INSTRUCTIONS FOR THE TASK:
Write the listing below again, word for word.

━━━━━━━━━━━━━━━━━━━━

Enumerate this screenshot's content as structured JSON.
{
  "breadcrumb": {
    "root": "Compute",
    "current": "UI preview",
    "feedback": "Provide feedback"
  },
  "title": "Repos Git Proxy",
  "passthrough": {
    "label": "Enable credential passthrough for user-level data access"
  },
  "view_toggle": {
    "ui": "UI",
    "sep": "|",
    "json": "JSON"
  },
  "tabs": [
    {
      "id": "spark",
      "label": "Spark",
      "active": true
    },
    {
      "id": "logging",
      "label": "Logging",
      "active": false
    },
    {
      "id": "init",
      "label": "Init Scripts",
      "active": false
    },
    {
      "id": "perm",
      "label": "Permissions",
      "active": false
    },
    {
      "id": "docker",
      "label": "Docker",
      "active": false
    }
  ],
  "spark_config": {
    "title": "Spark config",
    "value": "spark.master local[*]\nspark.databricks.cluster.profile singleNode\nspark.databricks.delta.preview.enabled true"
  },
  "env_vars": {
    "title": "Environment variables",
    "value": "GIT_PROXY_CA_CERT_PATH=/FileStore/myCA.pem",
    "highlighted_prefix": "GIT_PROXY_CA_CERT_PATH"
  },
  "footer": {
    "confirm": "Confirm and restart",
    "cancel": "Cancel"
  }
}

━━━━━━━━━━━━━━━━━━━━

EXERCISE OUTPUT:
Enumerate this screenshot's content as structured JSON.
{
  "breadcrumb": {
    "root": "Compute",
    "current": "UI preview",
    "feedback": "Provide feedback"
  },
  "title": "Repos Git Proxy",
  "passthrough": {
    "label": "Enable credential passthrough for user-level data access"
  },
  "view_toggle": {
    "ui": "UI",
    "sep": "|",
    "json": "JSON"
  },
  "tabs": [
    {
      "id": "spark",
      "label": "Spark",
      "active": true
    },
    {
      "id": "logging",
      "label": "Logging",
      "active": false
    },
    {
      "id": "init",
      "label": "Init Scripts",
      "active": false
    },
    {
      "id": "perm",
      "label": "Permissions",
      "active": false
    },
    {
      "id": "docker",
      "label": "Docker",
      "active": false
    }
  ],
  "spark_config": {
    "title": "Spark config",
    "value": "spark.master local[*]\nspark.databricks.cluster.profile singleNode\nspark.databricks.delta.preview.enabled true"
  },
  "env_vars": {
    "title": "Environment variables",
    "value": "GIT_PROXY_CA_CERT_PATH=/FileStore/myCA.pem",
    "highlighted_prefix": "GIT_PROXY_CA_CERT_PATH"
  },
  "footer": {
    "confirm": "Confirm and restart",
    "cancel": "Cancel"
  }
}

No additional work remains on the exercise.